- _PROBLEM DETAILS_
Look through the lines below for the word "icon", and copy every line that has it.

- _TASK INPUT_
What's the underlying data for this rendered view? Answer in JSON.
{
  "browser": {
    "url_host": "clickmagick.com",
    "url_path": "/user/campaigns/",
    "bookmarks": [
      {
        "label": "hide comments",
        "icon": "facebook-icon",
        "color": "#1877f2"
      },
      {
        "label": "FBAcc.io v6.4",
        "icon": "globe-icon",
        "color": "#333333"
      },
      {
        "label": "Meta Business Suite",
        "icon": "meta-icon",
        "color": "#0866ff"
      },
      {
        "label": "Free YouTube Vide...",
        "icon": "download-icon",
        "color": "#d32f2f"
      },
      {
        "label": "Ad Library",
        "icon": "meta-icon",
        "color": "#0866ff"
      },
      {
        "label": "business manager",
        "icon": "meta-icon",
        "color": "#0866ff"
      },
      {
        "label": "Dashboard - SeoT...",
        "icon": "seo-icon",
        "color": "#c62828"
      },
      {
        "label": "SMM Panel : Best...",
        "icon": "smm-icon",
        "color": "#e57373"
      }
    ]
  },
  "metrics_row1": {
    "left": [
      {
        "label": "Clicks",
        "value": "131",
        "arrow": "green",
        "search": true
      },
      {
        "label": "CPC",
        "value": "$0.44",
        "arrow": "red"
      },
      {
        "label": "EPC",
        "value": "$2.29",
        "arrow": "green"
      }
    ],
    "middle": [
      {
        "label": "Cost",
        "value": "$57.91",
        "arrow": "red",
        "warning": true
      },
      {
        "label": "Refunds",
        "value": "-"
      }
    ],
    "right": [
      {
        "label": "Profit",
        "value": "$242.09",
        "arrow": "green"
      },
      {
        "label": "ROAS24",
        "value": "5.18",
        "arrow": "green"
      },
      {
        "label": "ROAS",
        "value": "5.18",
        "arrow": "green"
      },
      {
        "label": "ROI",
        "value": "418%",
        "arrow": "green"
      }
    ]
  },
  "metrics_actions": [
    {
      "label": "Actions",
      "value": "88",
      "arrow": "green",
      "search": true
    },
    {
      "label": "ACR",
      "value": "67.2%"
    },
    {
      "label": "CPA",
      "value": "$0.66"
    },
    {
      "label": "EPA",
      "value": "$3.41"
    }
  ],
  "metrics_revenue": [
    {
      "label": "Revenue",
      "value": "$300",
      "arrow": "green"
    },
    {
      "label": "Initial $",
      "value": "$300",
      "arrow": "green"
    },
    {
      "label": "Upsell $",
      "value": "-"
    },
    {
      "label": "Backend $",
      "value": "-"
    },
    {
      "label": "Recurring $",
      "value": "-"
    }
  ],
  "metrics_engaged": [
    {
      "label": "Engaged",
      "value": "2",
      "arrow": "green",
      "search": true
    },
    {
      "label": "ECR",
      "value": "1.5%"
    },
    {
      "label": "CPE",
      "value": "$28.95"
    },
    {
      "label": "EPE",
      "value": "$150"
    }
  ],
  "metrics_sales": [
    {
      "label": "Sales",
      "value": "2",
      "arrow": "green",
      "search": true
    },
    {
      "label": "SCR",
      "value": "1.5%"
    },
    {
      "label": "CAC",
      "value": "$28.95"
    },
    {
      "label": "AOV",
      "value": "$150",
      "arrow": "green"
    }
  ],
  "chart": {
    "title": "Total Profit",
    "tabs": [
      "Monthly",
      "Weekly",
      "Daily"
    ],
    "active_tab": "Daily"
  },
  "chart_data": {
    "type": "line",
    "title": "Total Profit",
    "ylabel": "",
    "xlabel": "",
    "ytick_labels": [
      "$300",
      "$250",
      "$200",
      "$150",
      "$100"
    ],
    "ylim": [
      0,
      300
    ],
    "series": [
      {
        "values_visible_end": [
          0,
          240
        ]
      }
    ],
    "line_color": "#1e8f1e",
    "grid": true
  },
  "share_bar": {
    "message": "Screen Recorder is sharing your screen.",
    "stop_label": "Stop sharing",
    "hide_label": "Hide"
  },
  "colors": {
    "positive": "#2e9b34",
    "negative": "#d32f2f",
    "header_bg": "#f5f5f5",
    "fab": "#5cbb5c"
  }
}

- _EXERCISE RESULT_
        "icon": "facebook-icon",
        "icon": "globe-icon",
        "icon": "meta-icon",
        "icon": "download-icon",
        "icon": "meta-icon",
        "icon": "meta-icon",
        "icon": "seo-icon",
        "icon": "smm-icon",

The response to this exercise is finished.